-- Description of the task --
Look through the listing and report every line that has "this" in it.

-- Task material --
————

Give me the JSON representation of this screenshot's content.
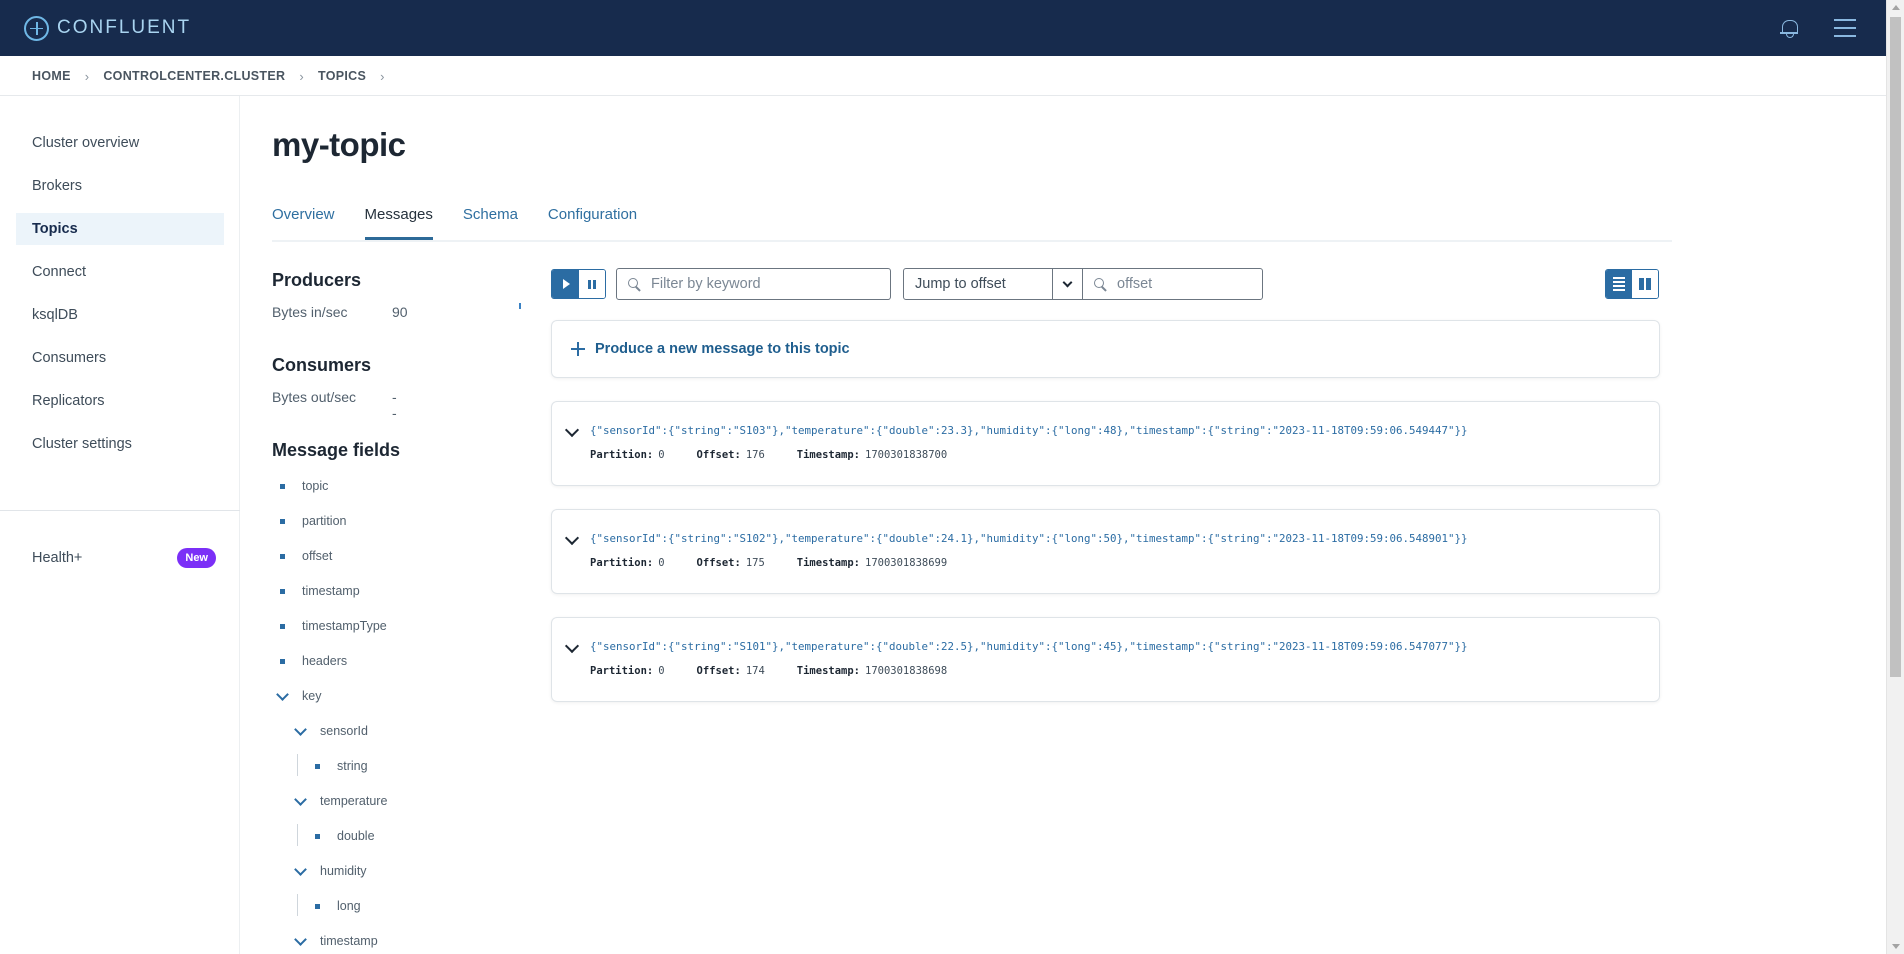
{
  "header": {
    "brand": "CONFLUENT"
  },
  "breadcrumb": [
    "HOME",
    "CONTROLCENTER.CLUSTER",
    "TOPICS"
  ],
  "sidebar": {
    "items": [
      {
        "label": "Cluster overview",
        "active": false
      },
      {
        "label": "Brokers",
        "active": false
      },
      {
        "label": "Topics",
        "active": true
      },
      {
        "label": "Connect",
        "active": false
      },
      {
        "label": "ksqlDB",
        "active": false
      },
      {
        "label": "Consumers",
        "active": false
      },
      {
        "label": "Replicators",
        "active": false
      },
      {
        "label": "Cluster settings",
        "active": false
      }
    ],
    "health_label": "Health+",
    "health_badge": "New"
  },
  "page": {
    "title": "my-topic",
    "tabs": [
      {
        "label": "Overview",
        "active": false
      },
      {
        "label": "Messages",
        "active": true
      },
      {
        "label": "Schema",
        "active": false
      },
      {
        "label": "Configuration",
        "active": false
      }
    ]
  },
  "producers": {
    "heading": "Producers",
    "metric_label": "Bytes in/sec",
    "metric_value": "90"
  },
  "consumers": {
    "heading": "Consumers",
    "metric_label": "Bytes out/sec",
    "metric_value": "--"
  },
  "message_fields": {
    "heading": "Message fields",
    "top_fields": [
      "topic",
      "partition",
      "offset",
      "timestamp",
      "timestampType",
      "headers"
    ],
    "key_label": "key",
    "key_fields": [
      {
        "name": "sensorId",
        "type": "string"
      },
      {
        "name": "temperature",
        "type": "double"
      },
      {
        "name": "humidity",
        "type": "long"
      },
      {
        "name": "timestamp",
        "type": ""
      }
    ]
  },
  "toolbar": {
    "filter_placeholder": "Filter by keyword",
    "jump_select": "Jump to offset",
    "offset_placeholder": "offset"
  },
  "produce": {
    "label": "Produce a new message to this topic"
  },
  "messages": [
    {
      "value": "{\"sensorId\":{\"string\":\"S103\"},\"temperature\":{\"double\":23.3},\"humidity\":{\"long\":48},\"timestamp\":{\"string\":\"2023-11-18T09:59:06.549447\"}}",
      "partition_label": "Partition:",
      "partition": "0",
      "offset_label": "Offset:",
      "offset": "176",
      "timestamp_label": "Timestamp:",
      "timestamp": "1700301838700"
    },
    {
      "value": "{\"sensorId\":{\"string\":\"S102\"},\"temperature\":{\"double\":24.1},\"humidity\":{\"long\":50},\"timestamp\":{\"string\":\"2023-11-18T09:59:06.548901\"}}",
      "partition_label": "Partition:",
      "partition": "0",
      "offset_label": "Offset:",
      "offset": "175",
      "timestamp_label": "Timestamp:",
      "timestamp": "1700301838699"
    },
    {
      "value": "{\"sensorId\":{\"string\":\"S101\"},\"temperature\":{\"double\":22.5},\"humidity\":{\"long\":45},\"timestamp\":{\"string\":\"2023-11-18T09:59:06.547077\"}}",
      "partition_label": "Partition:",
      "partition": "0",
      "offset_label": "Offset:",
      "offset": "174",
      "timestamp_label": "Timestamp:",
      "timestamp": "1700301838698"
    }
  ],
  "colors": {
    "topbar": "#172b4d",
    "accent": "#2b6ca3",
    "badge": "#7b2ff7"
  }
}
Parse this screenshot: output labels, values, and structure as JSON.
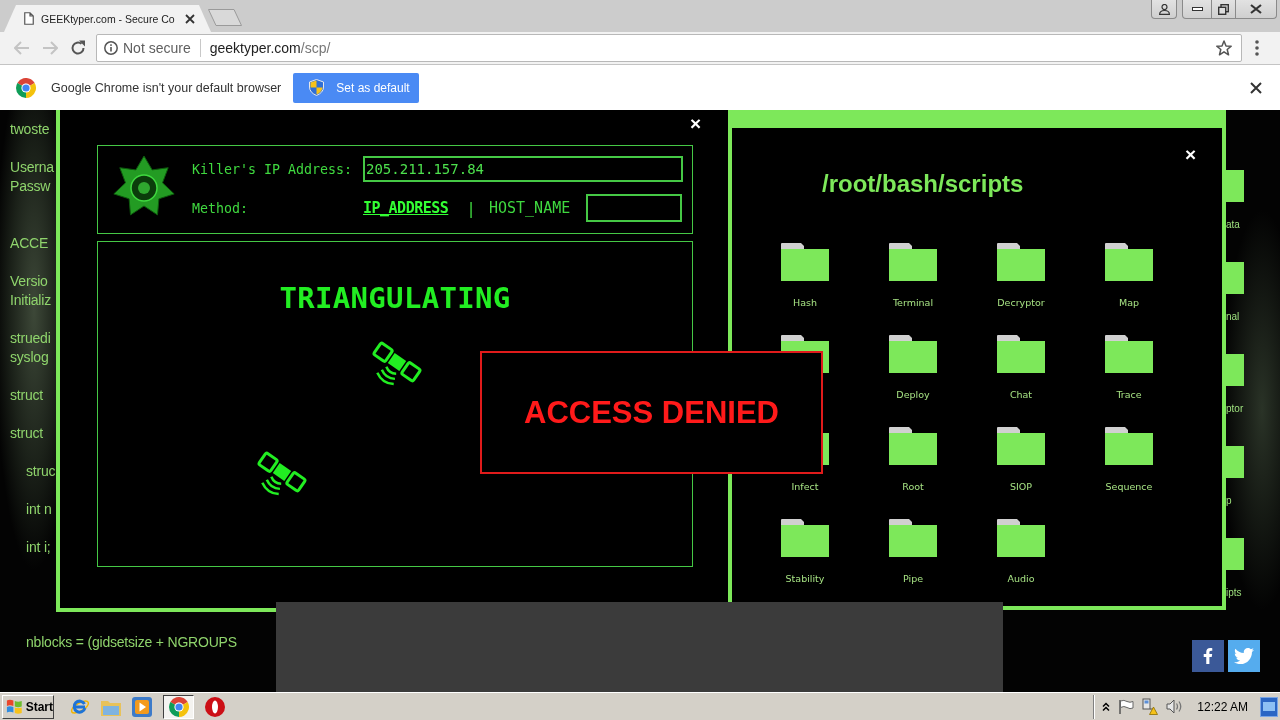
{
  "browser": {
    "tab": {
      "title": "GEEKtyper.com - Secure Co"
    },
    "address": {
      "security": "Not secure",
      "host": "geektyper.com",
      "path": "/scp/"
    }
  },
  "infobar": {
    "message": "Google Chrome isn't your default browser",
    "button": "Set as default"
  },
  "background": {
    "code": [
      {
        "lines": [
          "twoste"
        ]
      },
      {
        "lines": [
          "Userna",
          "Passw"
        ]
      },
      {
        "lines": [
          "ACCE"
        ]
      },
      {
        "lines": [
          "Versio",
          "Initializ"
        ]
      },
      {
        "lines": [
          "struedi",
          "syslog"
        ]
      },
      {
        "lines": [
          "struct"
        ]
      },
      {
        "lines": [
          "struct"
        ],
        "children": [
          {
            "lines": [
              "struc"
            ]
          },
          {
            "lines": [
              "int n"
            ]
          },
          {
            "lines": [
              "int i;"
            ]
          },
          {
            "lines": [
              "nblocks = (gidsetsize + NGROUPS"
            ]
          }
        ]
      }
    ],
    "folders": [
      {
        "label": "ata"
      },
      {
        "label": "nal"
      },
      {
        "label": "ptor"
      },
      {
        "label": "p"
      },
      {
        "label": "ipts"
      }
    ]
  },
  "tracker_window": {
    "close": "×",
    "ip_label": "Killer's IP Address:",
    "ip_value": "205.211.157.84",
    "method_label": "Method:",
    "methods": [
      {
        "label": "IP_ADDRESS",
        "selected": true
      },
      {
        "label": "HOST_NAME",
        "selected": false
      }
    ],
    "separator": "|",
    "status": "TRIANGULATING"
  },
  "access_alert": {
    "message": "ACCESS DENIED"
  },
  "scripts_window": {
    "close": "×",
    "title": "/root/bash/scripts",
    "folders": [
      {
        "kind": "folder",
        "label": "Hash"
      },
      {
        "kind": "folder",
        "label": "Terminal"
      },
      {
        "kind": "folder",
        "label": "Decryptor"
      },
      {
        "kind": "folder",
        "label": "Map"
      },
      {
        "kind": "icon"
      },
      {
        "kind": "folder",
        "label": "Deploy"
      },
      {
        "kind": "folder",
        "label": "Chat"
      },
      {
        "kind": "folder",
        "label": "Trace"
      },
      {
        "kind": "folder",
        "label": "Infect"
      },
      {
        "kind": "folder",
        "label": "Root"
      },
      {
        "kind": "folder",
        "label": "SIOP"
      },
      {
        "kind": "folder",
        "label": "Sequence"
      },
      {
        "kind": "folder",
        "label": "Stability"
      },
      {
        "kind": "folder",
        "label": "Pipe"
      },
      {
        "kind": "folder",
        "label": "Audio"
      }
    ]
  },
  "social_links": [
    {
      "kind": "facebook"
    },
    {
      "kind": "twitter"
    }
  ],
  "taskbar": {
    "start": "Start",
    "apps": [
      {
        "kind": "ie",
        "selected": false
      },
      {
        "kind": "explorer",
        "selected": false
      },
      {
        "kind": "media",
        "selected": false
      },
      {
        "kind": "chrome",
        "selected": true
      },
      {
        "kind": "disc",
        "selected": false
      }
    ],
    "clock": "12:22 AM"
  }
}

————

-- Response --
Give me the JSON representation of this screenshot's content.
    "label": "Produce a new message to this topic"
Parse this screenshot: output labels, values, and structure as JSON.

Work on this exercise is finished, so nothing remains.